● **Prompt**: Omit all pictures and give the records below again exactly as written.

● **Task material**:
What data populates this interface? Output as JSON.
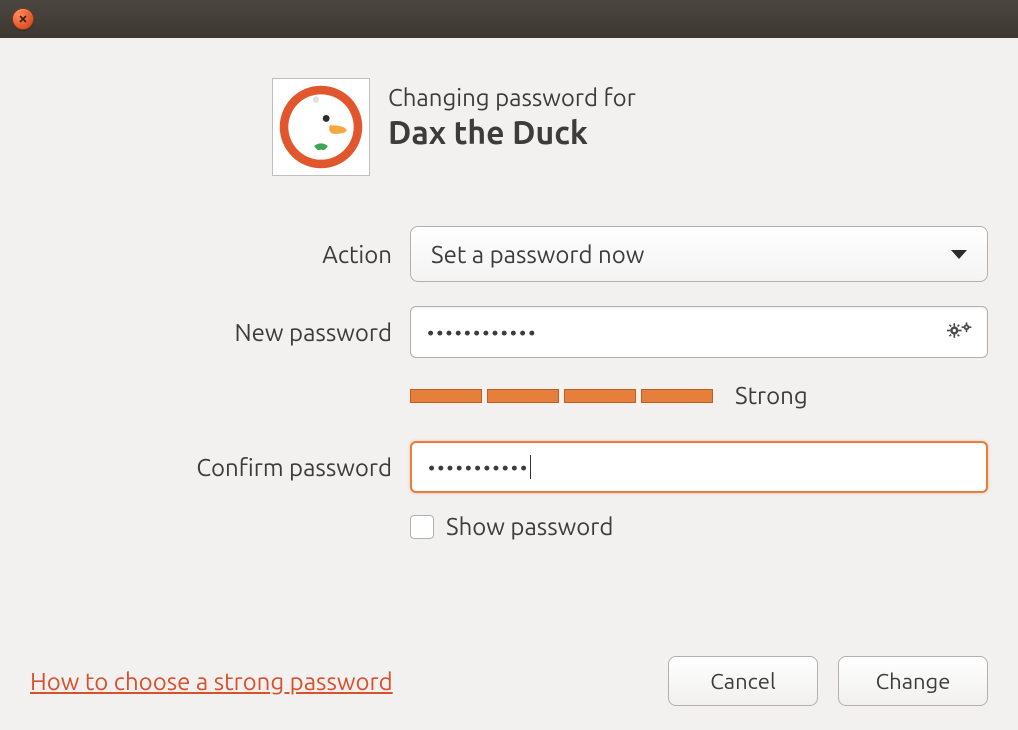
{
  "header": {
    "subtitle": "Changing password for",
    "username": "Dax the Duck"
  },
  "labels": {
    "action": "Action",
    "new_password": "New password",
    "confirm_password": "Confirm password",
    "show_password": "Show password"
  },
  "fields": {
    "action_value": "Set a password now",
    "new_password_value": "••••••••••••",
    "confirm_password_value": "•••••••••••"
  },
  "strength": {
    "label": "Strong",
    "segments": 4
  },
  "footer": {
    "help_link": "How to choose a strong password",
    "cancel": "Cancel",
    "change": "Change"
  },
  "colors": {
    "accent": "#e67e3c",
    "link": "#d7512c"
  }
}
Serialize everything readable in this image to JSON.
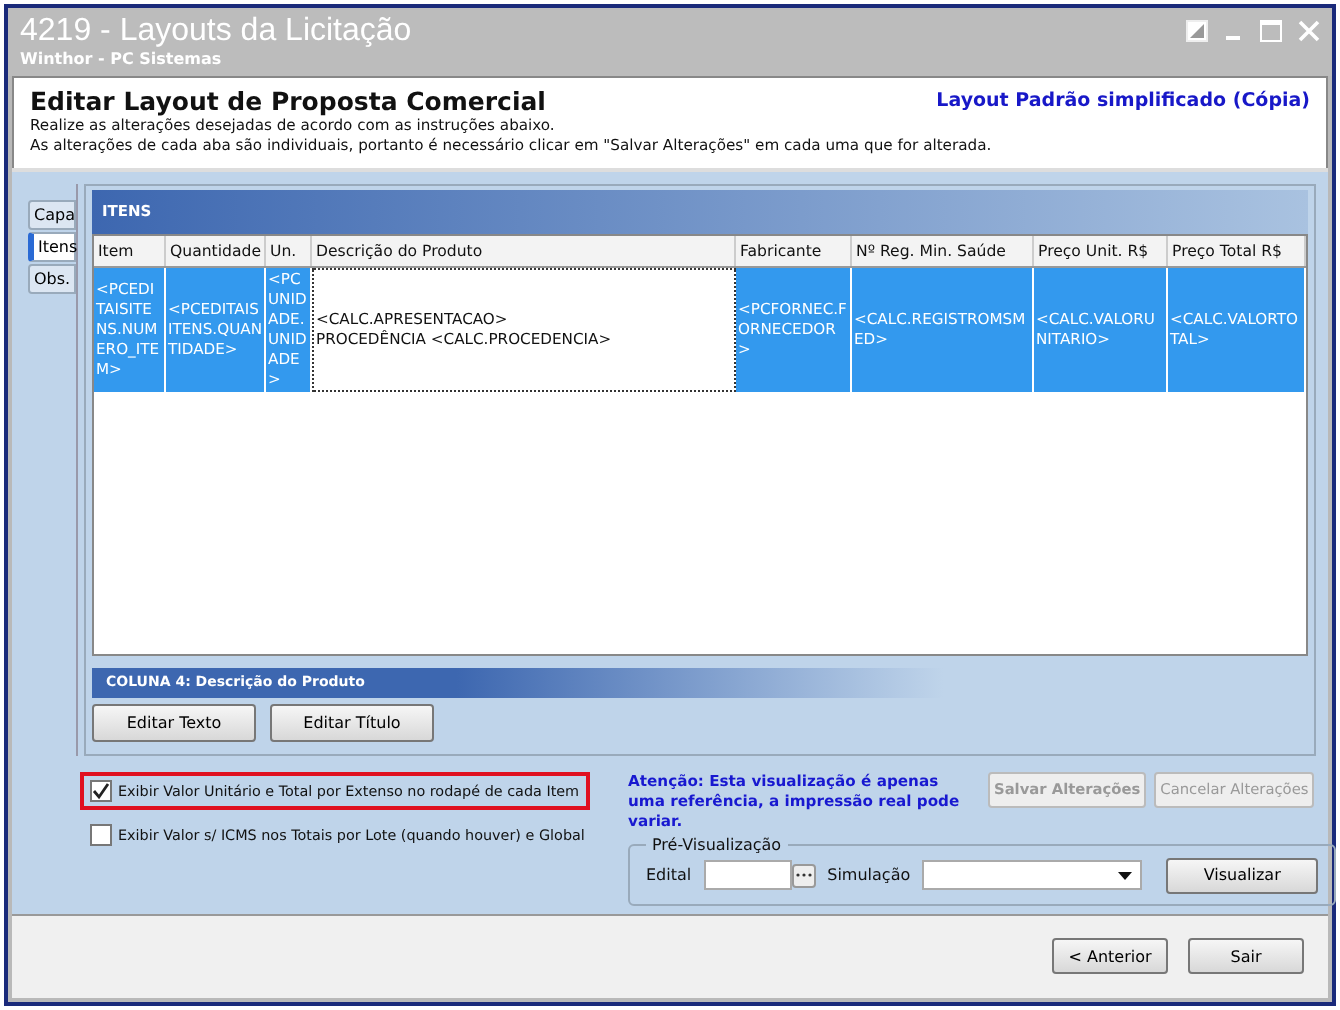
{
  "window": {
    "title": "4219 - Layouts da Licitação",
    "subtitle": "Winthor - PC Sistemas"
  },
  "header": {
    "title": "Editar Layout de Proposta Comercial",
    "layout_name": "Layout Padrão simplificado (Cópia)",
    "instructions": [
      "Realize as alterações desejadas de acordo com as instruções abaixo.",
      "As alterações de cada aba são individuais, portanto é necessário clicar em \"Salvar Alterações\" em cada uma que for alterada."
    ]
  },
  "tabs": [
    {
      "label": "Capa",
      "selected": false
    },
    {
      "label": "Itens",
      "selected": true
    },
    {
      "label": "Obs.",
      "selected": false
    }
  ],
  "items_panel": {
    "title": "ITENS",
    "columns": [
      {
        "heading": "Item",
        "value": [
          "<PCEDITAISITENS.NUMERO_ITEM>"
        ],
        "focused": false
      },
      {
        "heading": "Quantidade",
        "value": [
          "<PCEDITAISITENS.QUANTIDADE>"
        ],
        "focused": false
      },
      {
        "heading": "Un.",
        "value": [
          "<PCUNIDADE.UNIDADE>"
        ],
        "focused": false
      },
      {
        "heading": "Descrição do Produto",
        "value": [
          "<CALC.APRESENTACAO>",
          "PROCEDÊNCIA <CALC.PROCEDENCIA>"
        ],
        "focused": true
      },
      {
        "heading": "Fabricante",
        "value": [
          "<PCFORNEC.FORNECEDOR>"
        ],
        "focused": false
      },
      {
        "heading": "Nº Reg. Min. Saúde",
        "value": [
          "<CALC.REGISTROMSMED>"
        ],
        "focused": false
      },
      {
        "heading": "Preço Unit. R$",
        "value": [
          "<CALC.VALORUNITARIO>"
        ],
        "focused": false
      },
      {
        "heading": "Preço Total R$",
        "value": [
          "<CALC.VALORTOTAL>"
        ],
        "focused": false
      }
    ],
    "column_caption": "COLUNA 4: Descrição do Produto",
    "buttons": [
      "Editar Texto",
      "Editar Título"
    ]
  },
  "options": [
    {
      "label": "Exibir Valor Unitário e Total por Extenso no rodapé de cada Item",
      "checked": true,
      "highlighted": true
    },
    {
      "label": "Exibir Valor s/ ICMS nos Totais por Lote (quando houver) e Global",
      "checked": false,
      "highlighted": false
    }
  ],
  "notice": "Atenção: Esta visualização é apenas uma referência, a impressão real pode variar.",
  "action_buttons": [
    {
      "label": "Salvar Alterações",
      "disabled": true
    },
    {
      "label": "Cancelar Alterações",
      "disabled": true
    }
  ],
  "preview": {
    "title": "Pré-Visualização",
    "edital_label": "Edital",
    "simulacao_label": "Simulação",
    "button": "Visualizar"
  },
  "footer_buttons": [
    "< Anterior",
    "Sair"
  ]
}
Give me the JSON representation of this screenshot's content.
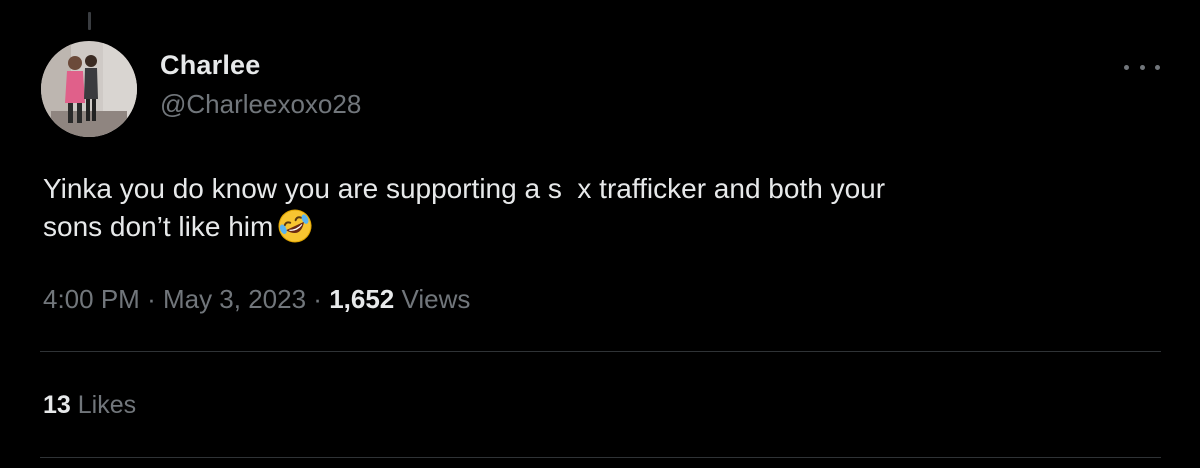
{
  "author": {
    "display_name": "Charlee",
    "handle": "@Charleexoxo28"
  },
  "tweet": {
    "text": "Yinka you do know you are supporting a s  x trafficker and both your\nsons don’t like him",
    "emoji": "rolling-on-the-floor-laughing"
  },
  "meta": {
    "time": "4:00 PM",
    "separator": "·",
    "date": "May 3, 2023",
    "views_count": "1,652",
    "views_label": "Views"
  },
  "engagement": {
    "likes_count": "13",
    "likes_label": "Likes"
  },
  "icons": {
    "more": "more-horizontal-icon"
  },
  "colors": {
    "background": "#000000",
    "primary_text": "#e7e9ea",
    "secondary_text": "#71767b",
    "divider": "#2f3336"
  }
}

● **Exercise response**:
What data populates this interface? Output as JSON.
{
  "header": {
    "subtitle": "Changing password for",
    "username": "Dax the Duck"
  },
  "labels": {
    "action": "Action",
    "new_password": "New password",
    "confirm_password": "Confirm password",
    "show_password": "Show password"
  },
  "fields": {
    "action_value": "Set a password now",
    "new_password_value": "••••••••••••",
    "confirm_password_value": "•••••••••••"
  },
  "strength": {
    "label": "Strong",
    "segments": 4
  },
  "footer": {
    "help_link": "How to choose a strong password",
    "cancel": "Cancel",
    "change": "Change"
  },
  "colors": {
    "accent": "#e67e3c",
    "link": "#d7512c"
  }
}
Serialize everything readable in this image to JSON.
{
  "window": {
    "title": "4219 - Layouts da Licitação",
    "subtitle": "Winthor - PC Sistemas"
  },
  "header": {
    "title": "Editar Layout de Proposta Comercial",
    "layout_name": "Layout Padrão simplificado (Cópia)",
    "instructions": [
      "Realize as alterações desejadas de acordo com as instruções abaixo.",
      "As alterações de cada aba são individuais, portanto é necessário clicar em \"Salvar Alterações\" em cada uma que for alterada."
    ]
  },
  "tabs": [
    {
      "label": "Capa",
      "selected": false
    },
    {
      "label": "Itens",
      "selected": true
    },
    {
      "label": "Obs.",
      "selected": false
    }
  ],
  "items_panel": {
    "title": "ITENS",
    "columns": [
      {
        "heading": "Item",
        "value": [
          "<PCEDITAISITENS.NUMERO_ITEM>"
        ],
        "focused": false
      },
      {
        "heading": "Quantidade",
        "value": [
          "<PCEDITAISITENS.QUANTIDADE>"
        ],
        "focused": false
      },
      {
        "heading": "Un.",
        "value": [
          "<PCUNIDADE.UNIDADE>"
        ],
        "focused": false
      },
      {
        "heading": "Descrição do Produto",
        "value": [
          "<CALC.APRESENTACAO>",
          "PROCEDÊNCIA <CALC.PROCEDENCIA>"
        ],
        "focused": true
      },
      {
        "heading": "Fabricante",
        "value": [
          "<PCFORNEC.FORNECEDOR>"
        ],
        "focused": false
      },
      {
        "heading": "Nº Reg. Min. Saúde",
        "value": [
          "<CALC.REGISTROMSMED>"
        ],
        "focused": false
      },
      {
        "heading": "Preço Unit. R$",
        "value": [
          "<CALC.VALORUNITARIO>"
        ],
        "focused": false
      },
      {
        "heading": "Preço Total R$",
        "value": [
          "<CALC.VALORTOTAL>"
        ],
        "focused": false
      }
    ],
    "column_caption": "COLUNA 4: Descrição do Produto",
    "buttons": [
      "Editar Texto",
      "Editar Título"
    ]
  },
  "options": [
    {
      "label": "Exibir Valor Unitário e Total por Extenso no rodapé de cada Item",
      "checked": true,
      "highlighted": true
    },
    {
      "label": "Exibir Valor s/ ICMS nos Totais por Lote (quando houver) e Global",
      "checked": false,
      "highlighted": false
    }
  ],
  "notice": "Atenção: Esta visualização é apenas uma referência, a impressão real pode variar.",
  "action_buttons": [
    {
      "label": "Salvar Alterações",
      "disabled": true
    },
    {
      "label": "Cancelar Alterações",
      "disabled": true
    }
  ],
  "preview": {
    "title": "Pré-Visualização",
    "edital_label": "Edital",
    "simulacao_label": "Simulação",
    "button": "Visualizar"
  },
  "footer_buttons": [
    "< Anterior",
    "Sair"
  ]
}
Give me the JSON representation of this screenshot's content.
{
  "author": {
    "display_name": "Charlee",
    "handle": "@Charleexoxo28"
  },
  "tweet": {
    "text": "Yinka you do know you are supporting a s  x trafficker and both your\nsons don’t like him",
    "emoji": "rolling-on-the-floor-laughing"
  },
  "meta": {
    "time": "4:00 PM",
    "separator": "·",
    "date": "May 3, 2023",
    "views_count": "1,652",
    "views_label": "Views"
  },
  "engagement": {
    "likes_count": "13",
    "likes_label": "Likes"
  },
  "icons": {
    "more": "more-horizontal-icon"
  },
  "colors": {
    "background": "#000000",
    "primary_text": "#e7e9ea",
    "secondary_text": "#71767b",
    "divider": "#2f3336"
  }
}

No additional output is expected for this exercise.